If you’re planning to save the money to beef up your emergency fund….

There’s a lot of content online about whether you should keep your emergency fund money in a savings account or a non-retirement investing account. I’m in the second camp and here’s why: interest rates are abysmal. (Imagine clapping hand emojis in between all those words…that’s how strongly I feel about it.) Statistically, you’ll earn way more money in the stock market (the stock market has an average rate of return of 10%.) Again, this is an average and performance isn’t guaranteed. Each year is different.

But imagine, for example, things go well and you earn an average return of 7% between now and next summer on your $5,000 nest egg. By not adding anything else to the account, you could have an extra $350 in your bank account by the time next summer hustle season rolls around. 

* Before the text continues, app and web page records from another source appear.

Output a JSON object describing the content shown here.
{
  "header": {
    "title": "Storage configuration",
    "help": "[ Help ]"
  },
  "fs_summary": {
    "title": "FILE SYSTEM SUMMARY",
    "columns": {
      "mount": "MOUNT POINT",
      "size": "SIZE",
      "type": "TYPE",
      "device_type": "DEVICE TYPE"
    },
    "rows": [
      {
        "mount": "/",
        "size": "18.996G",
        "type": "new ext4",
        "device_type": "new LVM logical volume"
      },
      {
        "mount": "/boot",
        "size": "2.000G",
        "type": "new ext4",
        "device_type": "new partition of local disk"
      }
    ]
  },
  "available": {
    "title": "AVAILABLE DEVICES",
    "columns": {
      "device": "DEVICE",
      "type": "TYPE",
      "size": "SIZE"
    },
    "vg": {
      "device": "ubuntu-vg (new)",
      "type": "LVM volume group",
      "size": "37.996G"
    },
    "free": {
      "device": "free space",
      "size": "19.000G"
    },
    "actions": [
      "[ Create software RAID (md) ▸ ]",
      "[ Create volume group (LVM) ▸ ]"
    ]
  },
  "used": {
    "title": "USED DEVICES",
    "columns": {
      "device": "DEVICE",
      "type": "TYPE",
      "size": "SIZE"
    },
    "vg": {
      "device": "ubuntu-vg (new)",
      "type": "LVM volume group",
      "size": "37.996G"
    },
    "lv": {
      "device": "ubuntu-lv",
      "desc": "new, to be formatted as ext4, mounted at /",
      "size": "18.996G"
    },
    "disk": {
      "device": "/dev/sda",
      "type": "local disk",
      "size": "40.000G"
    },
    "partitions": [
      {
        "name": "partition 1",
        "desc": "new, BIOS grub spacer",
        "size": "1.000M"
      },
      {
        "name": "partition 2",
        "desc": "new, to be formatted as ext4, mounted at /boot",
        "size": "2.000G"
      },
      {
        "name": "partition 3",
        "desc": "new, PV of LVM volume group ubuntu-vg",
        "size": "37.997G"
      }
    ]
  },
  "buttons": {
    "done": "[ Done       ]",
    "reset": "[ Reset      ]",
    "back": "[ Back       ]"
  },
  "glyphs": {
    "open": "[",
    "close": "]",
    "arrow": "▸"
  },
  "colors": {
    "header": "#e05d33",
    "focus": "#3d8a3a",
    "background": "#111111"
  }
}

If you don’t touch the money and truly hold onto it for an emergency, you could have $5,724.00 in your account the summer after next, if you assume the same average rate of return. At most, a high yield savings account with an interest rate of 2.2% would only net you an additional $222 by summer after next

For money that you’re planning to just sit on, I think investing to try and maximize the amount is the way to go. 

A final note to consider

There’s something important to consider when deciding if investing your emergency fund is right for you: risk. There’s always the risk the market could dip and you lose some of your money. Leave it in there long enough and the market should recover, but if an unexpected expense pops up you could end up with less cash for your emergency.

Ultimately, it’s a personal decision and you have to decide for yourself how much risk tolerance you have and how much money you can stomach to lose. No risk, no reward. 

Summer is the best time to side hustle – the days are longer, most people have more free time, and the pace of things just slows down a little so you can focus on something outside of work and you day-to-day life. Put your money in a place that works as hard as you did this season, and set yourself up for long-term financial success.

Leave a Reply